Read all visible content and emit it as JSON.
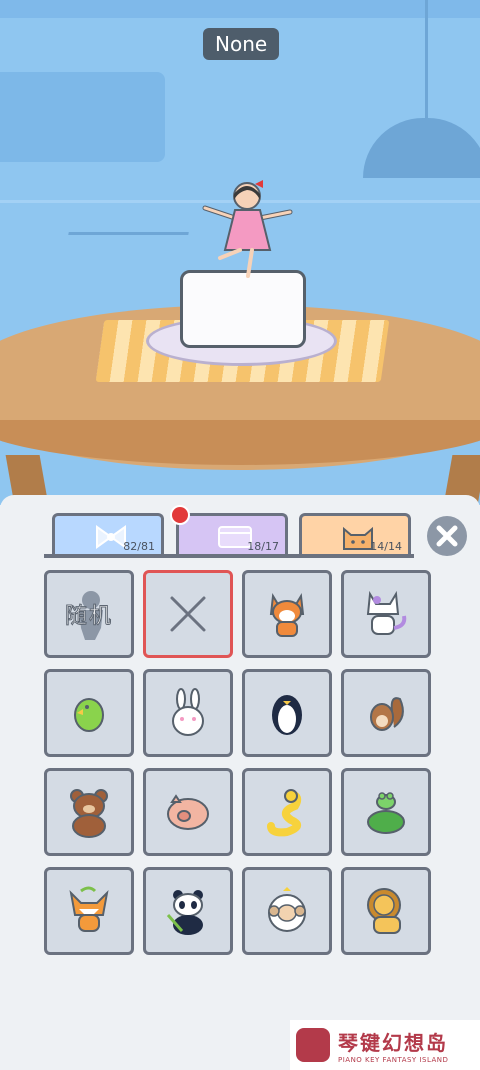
{
  "header": {
    "selected_name": "None"
  },
  "tabs": [
    {
      "name": "bow",
      "icon": "bow-icon",
      "count": "82/81",
      "color": "#b8d8ff"
    },
    {
      "name": "box",
      "icon": "box-icon",
      "count": "18/17",
      "color": "#d6c5f4",
      "has_notification": true
    },
    {
      "name": "animals",
      "icon": "cat-face-icon",
      "count": "14/14",
      "color": "#ffd3a6",
      "active": true
    }
  ],
  "grid": {
    "random_label": "随机",
    "items": [
      {
        "name": "random",
        "icon": "silhouette-icon"
      },
      {
        "name": "none",
        "icon": "x-icon",
        "selected": true
      },
      {
        "name": "shiba",
        "icon": "shiba-dog-icon"
      },
      {
        "name": "cat",
        "icon": "cat-icon"
      },
      {
        "name": "parrot",
        "icon": "parrot-icon"
      },
      {
        "name": "rabbit",
        "icon": "rabbit-icon"
      },
      {
        "name": "penguin",
        "icon": "penguin-icon"
      },
      {
        "name": "squirrel",
        "icon": "squirrel-icon"
      },
      {
        "name": "bear",
        "icon": "bear-icon"
      },
      {
        "name": "pig",
        "icon": "pig-icon"
      },
      {
        "name": "snake",
        "icon": "snake-icon"
      },
      {
        "name": "turtle",
        "icon": "turtle-frog-icon"
      },
      {
        "name": "fox",
        "icon": "fox-icon"
      },
      {
        "name": "panda",
        "icon": "panda-icon"
      },
      {
        "name": "sheep",
        "icon": "sheep-icon"
      },
      {
        "name": "lion",
        "icon": "lion-icon"
      }
    ]
  },
  "watermark": {
    "cn": "琴键幻想岛",
    "en": "PIANO KEY FANTASY ISLAND"
  },
  "colors": {
    "accent_red": "#e05555",
    "panel": "#eef1f4",
    "cell": "#d4dbe4"
  }
}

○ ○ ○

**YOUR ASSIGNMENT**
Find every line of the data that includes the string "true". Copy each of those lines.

**RESULT FOR THIS EXERCISE**
      "has_notification": true
      "active": true
        "selected": true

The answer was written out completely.